by Joe Abercrombie
Cover Artist: Photo Illustration by Michael Frost and Gene Mollica
Review by Benjamin Wald
Orbit Hardcover ISBN/ITEM#: 9780316187213
Date: 13 November 2012 List Price $25.99 Amazon US / Amazon UK
Each of Joe Abercrombie's books has applied his dark, gritty brand of fantasy to a new subgenre--the quest fantasy, the war story, the revenge tale, and now, with Red Country, the western. Like his previous novels, it takes place in the same fictional universe, and features quite a few repeat characters, so that the story becomes all the richer if you have read previous works, but it also stands perfectly well on its own.
Abercrombie explores a set of themes familiar from his earlier works; the difficulty of changing one's character, the hollowness of violence and revenge, the banality of evil. However, he continually manages to find new twists on these themes, making his novels feel fresh. Abercrombie is, to my mind, an essential fantasy author, and each book just gets better.
The story follows Shy South and her stepfather Lamb, who return to their farm in the frontier Near Country to find their farm burned and Shy's siblings kidnapped. They set off in pursuit, towards the Far Country, in the middle of a gold rush. Shy has a dark past, a former bandit who has tried to put this behind her. Lamb, she begins to suspect, has an even darker past, and in the course of the chase he begins to cast aside the slow, passive farmer he has become and return to the bloody killer he used to be.
The other main character is Temple, a lawyer for the infamous mercenary company of Nicomo Cosca. Sickened by the bloodshed he has seen, Temple runs away seeking a second chance, and ends up accompanying Shy and Lamb into the Far Country. But this being a Joe Abercrombie novel, redemption will not be an easy thing to find.
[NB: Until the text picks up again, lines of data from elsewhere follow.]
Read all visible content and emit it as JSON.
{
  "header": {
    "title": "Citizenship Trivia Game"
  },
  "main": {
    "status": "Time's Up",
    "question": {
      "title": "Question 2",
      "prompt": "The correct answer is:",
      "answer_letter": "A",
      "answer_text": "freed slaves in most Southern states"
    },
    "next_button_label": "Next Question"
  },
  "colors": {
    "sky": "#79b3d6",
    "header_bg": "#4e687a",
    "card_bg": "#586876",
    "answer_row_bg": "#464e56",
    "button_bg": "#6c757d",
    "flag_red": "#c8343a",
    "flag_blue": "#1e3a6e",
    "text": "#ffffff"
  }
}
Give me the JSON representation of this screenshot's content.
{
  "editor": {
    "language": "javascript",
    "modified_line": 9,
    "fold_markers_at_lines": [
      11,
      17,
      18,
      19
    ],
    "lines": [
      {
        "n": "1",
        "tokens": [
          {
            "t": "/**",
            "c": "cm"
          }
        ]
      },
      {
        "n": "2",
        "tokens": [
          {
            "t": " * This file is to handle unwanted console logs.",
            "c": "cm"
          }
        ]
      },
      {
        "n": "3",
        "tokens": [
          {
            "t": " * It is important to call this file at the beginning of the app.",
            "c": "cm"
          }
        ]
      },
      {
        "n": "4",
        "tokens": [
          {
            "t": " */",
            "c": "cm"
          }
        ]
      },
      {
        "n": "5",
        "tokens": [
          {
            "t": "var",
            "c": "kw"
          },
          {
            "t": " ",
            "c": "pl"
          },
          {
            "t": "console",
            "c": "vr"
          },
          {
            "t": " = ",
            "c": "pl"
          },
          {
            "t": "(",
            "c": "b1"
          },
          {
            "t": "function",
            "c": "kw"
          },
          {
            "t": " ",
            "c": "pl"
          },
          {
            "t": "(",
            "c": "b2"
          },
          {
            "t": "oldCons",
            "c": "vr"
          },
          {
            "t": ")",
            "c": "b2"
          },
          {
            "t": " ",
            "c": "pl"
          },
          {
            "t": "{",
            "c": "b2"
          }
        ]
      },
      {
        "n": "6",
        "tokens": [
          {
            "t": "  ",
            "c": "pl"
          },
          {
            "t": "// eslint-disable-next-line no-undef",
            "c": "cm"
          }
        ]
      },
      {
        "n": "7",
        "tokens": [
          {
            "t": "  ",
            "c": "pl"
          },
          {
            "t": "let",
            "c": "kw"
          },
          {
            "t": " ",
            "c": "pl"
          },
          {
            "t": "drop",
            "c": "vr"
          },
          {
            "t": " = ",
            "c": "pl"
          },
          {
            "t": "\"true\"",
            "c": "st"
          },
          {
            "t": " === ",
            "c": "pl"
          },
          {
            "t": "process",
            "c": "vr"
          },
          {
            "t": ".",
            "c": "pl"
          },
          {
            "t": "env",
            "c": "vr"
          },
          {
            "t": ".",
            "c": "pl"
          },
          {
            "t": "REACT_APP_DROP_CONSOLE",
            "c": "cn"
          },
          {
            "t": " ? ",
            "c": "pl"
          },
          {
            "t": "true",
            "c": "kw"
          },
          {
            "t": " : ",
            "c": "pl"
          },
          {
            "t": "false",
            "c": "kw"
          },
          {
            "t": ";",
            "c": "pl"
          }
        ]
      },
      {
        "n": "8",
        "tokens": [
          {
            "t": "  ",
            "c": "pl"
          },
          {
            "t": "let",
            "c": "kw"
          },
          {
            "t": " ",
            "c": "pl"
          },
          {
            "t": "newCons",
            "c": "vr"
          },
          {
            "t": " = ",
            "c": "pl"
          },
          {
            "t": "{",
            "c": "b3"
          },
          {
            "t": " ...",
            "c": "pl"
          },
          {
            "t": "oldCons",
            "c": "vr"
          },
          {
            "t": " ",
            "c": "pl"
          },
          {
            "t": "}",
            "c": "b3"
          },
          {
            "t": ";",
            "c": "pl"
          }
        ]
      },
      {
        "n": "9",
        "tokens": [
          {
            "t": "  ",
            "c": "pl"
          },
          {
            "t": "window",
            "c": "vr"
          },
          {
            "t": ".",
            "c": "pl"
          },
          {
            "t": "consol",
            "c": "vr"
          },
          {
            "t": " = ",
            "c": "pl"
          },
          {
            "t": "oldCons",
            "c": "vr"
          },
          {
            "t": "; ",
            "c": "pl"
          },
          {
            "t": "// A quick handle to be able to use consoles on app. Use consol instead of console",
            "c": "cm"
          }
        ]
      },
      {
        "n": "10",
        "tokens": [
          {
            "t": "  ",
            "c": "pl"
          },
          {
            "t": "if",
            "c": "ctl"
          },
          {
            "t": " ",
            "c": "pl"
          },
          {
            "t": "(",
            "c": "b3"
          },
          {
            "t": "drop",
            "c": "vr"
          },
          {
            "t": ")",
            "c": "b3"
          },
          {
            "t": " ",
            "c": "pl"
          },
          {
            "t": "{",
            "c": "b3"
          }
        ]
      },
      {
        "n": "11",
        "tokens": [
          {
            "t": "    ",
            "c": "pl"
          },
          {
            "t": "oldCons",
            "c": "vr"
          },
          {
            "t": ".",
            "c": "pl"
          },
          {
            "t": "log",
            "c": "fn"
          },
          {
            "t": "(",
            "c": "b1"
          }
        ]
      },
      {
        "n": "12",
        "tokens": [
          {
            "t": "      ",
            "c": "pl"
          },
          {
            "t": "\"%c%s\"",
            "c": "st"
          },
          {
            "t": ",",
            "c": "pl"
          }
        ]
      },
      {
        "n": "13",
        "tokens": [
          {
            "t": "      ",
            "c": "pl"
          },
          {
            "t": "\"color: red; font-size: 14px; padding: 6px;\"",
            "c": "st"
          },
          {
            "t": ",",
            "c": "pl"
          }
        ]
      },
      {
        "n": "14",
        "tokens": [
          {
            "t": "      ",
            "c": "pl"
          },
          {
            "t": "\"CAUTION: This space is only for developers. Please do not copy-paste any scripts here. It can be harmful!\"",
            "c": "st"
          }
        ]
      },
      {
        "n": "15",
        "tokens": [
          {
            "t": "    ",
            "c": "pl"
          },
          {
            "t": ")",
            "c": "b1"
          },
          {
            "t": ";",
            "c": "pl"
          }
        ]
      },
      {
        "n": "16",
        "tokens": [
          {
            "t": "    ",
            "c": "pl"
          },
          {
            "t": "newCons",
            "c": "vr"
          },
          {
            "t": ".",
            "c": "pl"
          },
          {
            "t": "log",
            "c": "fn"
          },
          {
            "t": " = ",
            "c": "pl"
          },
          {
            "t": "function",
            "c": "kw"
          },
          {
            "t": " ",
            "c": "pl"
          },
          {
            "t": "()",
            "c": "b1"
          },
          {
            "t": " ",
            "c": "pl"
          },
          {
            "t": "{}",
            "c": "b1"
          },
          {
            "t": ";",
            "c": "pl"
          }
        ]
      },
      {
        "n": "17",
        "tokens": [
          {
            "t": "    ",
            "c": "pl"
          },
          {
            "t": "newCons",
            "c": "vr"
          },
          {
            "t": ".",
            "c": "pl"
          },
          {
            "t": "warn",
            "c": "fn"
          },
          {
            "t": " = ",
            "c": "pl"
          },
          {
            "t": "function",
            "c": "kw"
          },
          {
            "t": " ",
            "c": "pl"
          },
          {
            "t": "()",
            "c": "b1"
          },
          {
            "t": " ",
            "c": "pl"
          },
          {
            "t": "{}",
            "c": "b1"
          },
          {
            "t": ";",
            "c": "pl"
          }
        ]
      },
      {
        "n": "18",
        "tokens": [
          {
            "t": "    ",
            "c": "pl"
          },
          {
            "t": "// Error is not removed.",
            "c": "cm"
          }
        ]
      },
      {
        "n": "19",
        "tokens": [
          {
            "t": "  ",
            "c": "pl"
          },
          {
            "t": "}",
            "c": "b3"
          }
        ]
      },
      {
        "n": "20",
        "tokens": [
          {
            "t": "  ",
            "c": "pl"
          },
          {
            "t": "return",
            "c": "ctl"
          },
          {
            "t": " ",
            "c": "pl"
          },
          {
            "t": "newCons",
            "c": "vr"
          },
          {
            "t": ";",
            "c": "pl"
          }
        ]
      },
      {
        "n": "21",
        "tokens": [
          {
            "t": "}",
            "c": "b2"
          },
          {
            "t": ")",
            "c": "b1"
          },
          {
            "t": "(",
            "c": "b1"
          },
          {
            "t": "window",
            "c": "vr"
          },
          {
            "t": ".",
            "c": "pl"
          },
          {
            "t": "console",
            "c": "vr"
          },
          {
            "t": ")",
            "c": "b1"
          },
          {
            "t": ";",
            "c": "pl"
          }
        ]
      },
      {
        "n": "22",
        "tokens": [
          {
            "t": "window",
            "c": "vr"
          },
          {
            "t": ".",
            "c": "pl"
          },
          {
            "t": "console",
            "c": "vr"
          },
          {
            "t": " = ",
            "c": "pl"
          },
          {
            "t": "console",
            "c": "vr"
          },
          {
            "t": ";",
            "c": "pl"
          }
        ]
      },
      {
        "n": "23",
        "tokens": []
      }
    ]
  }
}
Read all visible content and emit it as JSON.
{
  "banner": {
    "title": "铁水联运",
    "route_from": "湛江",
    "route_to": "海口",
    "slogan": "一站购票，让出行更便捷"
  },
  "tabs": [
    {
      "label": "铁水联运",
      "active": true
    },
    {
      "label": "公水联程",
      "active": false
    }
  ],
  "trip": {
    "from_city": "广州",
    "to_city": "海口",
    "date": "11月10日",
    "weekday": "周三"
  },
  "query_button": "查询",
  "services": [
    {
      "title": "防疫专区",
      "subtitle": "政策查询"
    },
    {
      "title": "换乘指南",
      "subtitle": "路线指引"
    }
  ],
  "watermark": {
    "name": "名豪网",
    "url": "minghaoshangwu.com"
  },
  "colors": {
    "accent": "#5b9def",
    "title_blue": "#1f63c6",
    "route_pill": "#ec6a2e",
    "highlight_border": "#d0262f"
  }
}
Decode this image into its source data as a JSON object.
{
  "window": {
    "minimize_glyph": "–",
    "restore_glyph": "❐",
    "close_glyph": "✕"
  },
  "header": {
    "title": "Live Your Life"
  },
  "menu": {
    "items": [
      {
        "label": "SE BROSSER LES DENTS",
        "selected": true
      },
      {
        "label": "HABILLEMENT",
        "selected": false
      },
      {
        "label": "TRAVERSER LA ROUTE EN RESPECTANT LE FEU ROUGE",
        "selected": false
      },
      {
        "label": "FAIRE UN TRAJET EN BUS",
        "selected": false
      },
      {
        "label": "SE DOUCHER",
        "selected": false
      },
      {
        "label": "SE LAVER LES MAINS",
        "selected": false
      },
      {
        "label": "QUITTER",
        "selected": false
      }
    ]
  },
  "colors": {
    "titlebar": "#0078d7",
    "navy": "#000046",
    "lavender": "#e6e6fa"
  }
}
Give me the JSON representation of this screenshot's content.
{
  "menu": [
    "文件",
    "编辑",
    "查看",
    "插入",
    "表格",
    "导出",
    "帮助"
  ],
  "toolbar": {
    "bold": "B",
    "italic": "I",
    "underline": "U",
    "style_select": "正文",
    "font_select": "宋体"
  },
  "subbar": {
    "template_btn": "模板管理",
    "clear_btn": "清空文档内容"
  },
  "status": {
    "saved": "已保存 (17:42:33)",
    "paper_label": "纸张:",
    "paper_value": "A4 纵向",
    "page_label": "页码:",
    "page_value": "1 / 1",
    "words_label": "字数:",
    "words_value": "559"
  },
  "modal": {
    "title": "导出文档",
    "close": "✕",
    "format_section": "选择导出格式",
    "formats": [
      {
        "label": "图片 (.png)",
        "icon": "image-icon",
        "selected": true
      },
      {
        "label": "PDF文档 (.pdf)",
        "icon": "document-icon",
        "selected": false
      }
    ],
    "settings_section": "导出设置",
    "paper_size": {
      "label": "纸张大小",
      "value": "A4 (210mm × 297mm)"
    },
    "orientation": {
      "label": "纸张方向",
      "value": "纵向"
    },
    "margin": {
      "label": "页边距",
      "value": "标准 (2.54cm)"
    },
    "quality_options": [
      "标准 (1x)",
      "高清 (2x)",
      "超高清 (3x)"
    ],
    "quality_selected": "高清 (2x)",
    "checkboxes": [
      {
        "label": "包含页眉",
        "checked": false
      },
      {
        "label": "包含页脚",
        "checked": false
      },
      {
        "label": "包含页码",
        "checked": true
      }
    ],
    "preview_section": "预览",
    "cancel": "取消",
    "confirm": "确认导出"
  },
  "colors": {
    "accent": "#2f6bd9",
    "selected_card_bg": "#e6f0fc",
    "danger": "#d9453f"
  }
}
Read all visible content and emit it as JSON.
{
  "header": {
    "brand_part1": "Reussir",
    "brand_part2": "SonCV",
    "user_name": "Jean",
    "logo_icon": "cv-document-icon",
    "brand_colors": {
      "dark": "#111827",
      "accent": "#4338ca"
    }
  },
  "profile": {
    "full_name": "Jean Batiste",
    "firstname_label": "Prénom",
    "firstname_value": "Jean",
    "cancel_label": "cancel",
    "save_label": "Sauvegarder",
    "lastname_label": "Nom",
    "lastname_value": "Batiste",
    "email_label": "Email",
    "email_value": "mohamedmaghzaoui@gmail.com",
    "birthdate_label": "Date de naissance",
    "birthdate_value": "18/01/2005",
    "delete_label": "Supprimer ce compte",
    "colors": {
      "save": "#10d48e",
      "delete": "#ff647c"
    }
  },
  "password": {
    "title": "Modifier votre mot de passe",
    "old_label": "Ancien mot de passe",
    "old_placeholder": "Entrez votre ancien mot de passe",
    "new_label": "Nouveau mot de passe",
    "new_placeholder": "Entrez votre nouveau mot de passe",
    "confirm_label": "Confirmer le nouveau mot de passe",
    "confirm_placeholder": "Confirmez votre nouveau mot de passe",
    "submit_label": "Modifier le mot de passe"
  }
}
Abercrombie's writing is compulsively readable. He makes use of many of the tropes of the western, with showdowns and dark pasts and marauding "ghosts" who take ears as trophies. However, Abercrombie avoids fetishizing the violence he depicts. One might find oneself cheering the protagonists on as they deal out vengeance to some particularly sordid villain, but in the end this will always be something regretted, or at best accepted as necessary but without glory or satisfaction. This makes for somewhat dark reading, but it's a worthwhile antidote to the parade of movies and novels that depict brutal violence as a solution to one's problems.
Red Country is an excellent new fantasy novel. It is one of Abercrombie's best yet, and shows his increasing command over his themes and writing. This is no Tolkien, it is much more brutal and focuses on the losers and scum instead of the leaders and nobles. I don't think we need to choose one over the other, but I think that Abercrombie provides an important counterbalance to so called "epic" fantasy, as well as being an excellent read in its own right.